I am grateful to Mr. Evans for keeping the debate in front of the public regarding the effective use of Napa County Staff and Planning Commission time.
In an ideal world, Mr. Evans would be correct ("County staff time is available to all," Dec. 21), in arguing that everyone has equal right to staff time. But we do not live in an ideal world. And one of its constraints is that time is irreplaceable and as such it ought to be used judiciously and to maximum effect.
There are only so many working hours in a year available to staff to work on the multitude of issues as directed by the Planning Commission and the Board of Supervisors and that requires prioritizing them according to their importance. The overriding criteria of importance are issues which safeguard and promote the health and welfare of our entire community. Though the wishes of individuals are important, they are secondary to the former.

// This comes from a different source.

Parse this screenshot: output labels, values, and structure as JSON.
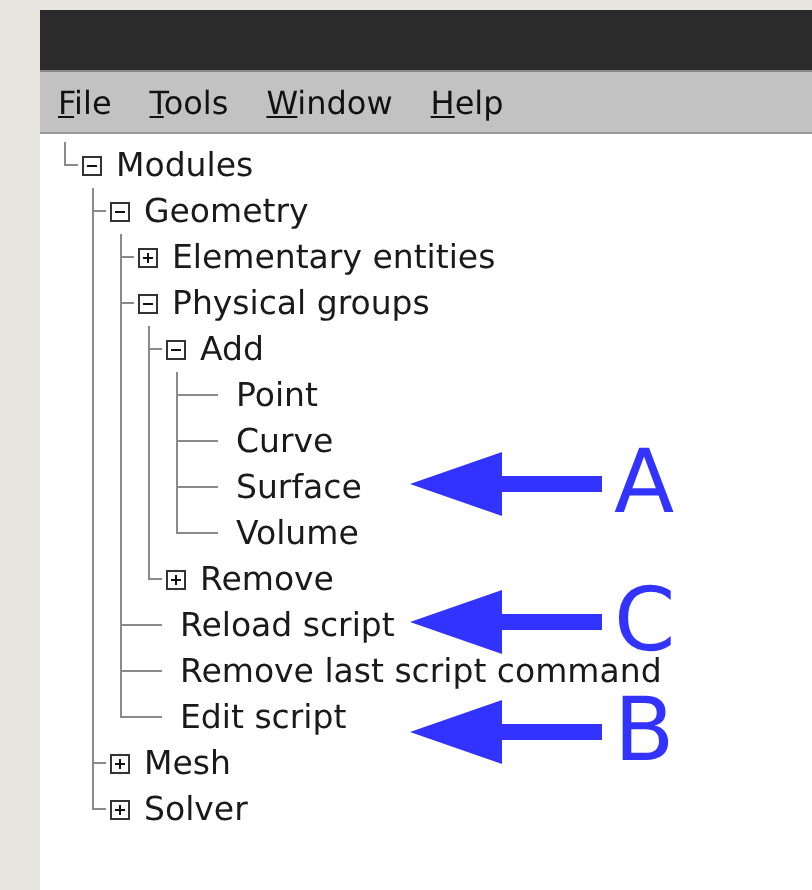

The Planning Commission only meets 25 times a year. When it devotes four meetings - 20 per cent - to the application of a single individual who seeks to land his helicopter on his property for recreational purposes as in the Palmaz case, how can one argue that other more important common interest issues are not being set aside? It is no stretch to imagine three or four similar applications following this one including ones by helicopter taxi operators as in many desirable parts of the world.
As of Nov. 14, county Planning, Building and Environmental Services had devoted 1,031 hours of staff time to the Palmaz application. Where would it find time if more such applications came before the county? Should we double and triple county staff? Should be require the Planning Commission to meet 50 times a year? Who would be willing to serve?
I calculated that the neighbors of this one application devoted approximately a collective 2,500 to 3,000 hours of their time to date attending the hearings to which this applicant was entitled. Time lost in productivity, time defending their own property rights. Multiply this by three across neighborhoods in our county and the severity of the problem becomes even more evident.
To his credit, Mr. Evans applying common sense - not even considering the effects of proliferation - concedes that: "It would appear that the time devoted to Palmaz' plan is a significant causal factor in the county's relative inaction on out-of-control tourism, traffic congestion, crumbling infrastructure, high cancer rates, lack of low-income housing, climate change and God only knows what else."
I might add: Enacting more effective action plans when disasters strike. We need to free up the work load of staff, Planning Commission and the Board of Supervisors so they can devote it to pro-active planning rather than to reactive applications devoid of any public benefit. This is what we expect, this is what we bargain for.
As for every citizen's right to be afforded an application review and hearing as part of "what our Founding Fathers had in mind when they created this great Democratic Republic," Mr. Evans might consider that according to that scenario, any citizen would be entitled consideration by staff for wanting to build a high-rise apartment, a hotel or service garage in the Ag Preserve or in a residential neighborhood in one of our cities if we didn't have the land use regulations we do. As a result, we have a more desirable and a more valuable Napa valley from which we all benefit.
Our Founding Fathers contemplated an educated and considerate populace, not one that regards individual rights trumping those of neighbors. It also contemplated a government equally composed of educated and wise citizens who knew how to prioritize their time in the interest of the public. This is the only way our Democratic Republic can work.
When the "me" culture rules under the guise of democracy, government becomes ineffective, subject to corruption, less credible and we all lose.